STORED DATA Start Marker

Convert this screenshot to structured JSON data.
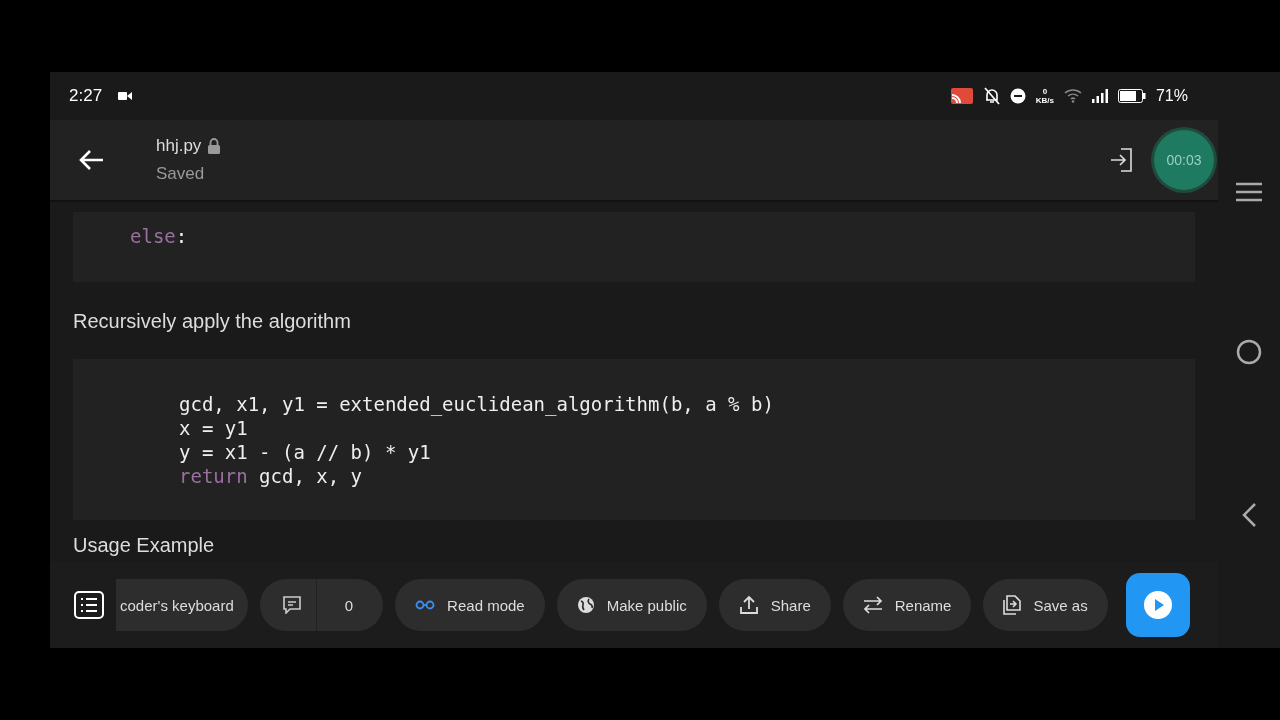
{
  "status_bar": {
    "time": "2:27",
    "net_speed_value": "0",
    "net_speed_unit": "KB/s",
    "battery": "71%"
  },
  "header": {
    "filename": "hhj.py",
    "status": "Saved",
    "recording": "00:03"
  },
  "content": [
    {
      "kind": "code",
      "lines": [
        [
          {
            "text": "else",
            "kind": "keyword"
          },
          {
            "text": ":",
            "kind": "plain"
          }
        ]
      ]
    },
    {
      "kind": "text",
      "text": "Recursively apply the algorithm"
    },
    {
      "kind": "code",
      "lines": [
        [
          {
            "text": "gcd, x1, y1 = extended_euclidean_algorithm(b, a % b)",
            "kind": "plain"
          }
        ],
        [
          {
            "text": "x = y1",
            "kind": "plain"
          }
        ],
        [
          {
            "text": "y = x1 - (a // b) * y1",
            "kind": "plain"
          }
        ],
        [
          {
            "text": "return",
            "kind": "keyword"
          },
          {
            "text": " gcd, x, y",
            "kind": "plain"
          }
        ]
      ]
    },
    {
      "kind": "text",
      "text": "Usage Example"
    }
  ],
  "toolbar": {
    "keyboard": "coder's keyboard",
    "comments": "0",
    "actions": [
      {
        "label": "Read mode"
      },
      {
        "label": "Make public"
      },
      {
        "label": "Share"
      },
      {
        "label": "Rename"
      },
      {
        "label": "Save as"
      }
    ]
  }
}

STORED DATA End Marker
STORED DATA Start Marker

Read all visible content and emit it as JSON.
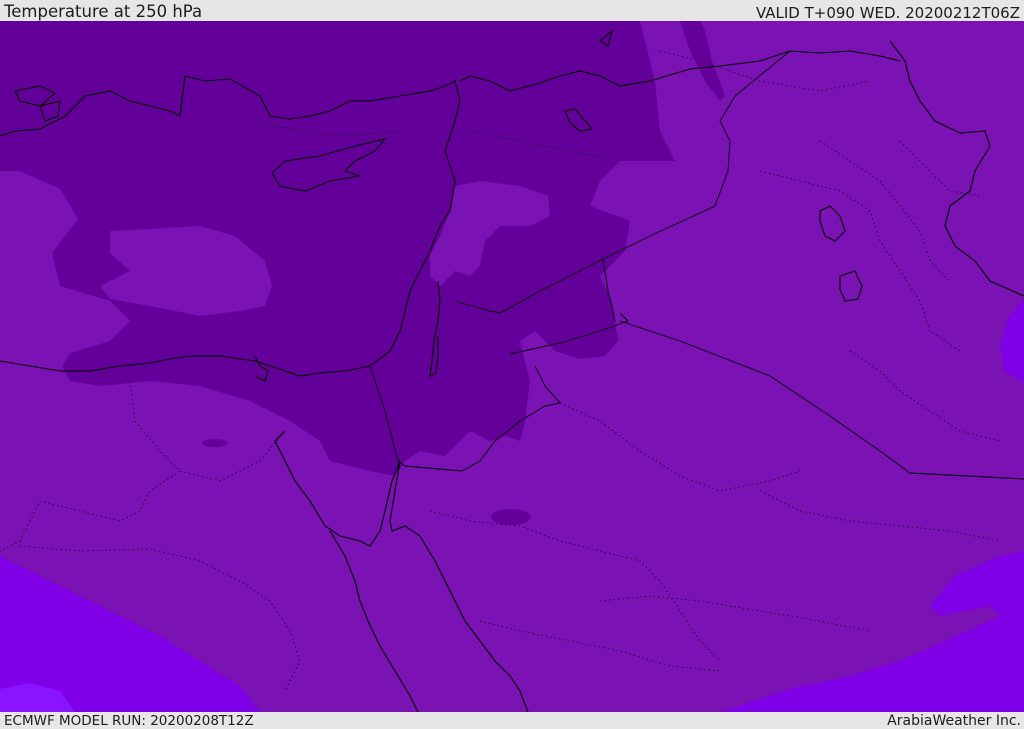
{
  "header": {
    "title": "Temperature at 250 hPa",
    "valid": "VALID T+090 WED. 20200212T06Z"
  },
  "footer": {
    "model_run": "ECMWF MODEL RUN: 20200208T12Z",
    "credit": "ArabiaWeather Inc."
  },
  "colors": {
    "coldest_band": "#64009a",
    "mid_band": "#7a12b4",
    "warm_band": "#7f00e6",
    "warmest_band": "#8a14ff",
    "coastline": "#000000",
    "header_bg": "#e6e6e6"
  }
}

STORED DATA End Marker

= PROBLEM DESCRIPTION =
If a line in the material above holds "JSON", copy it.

= SOLUTION =
Convert this screenshot to structured JSON data.
Read all visible content and emit it as JSON.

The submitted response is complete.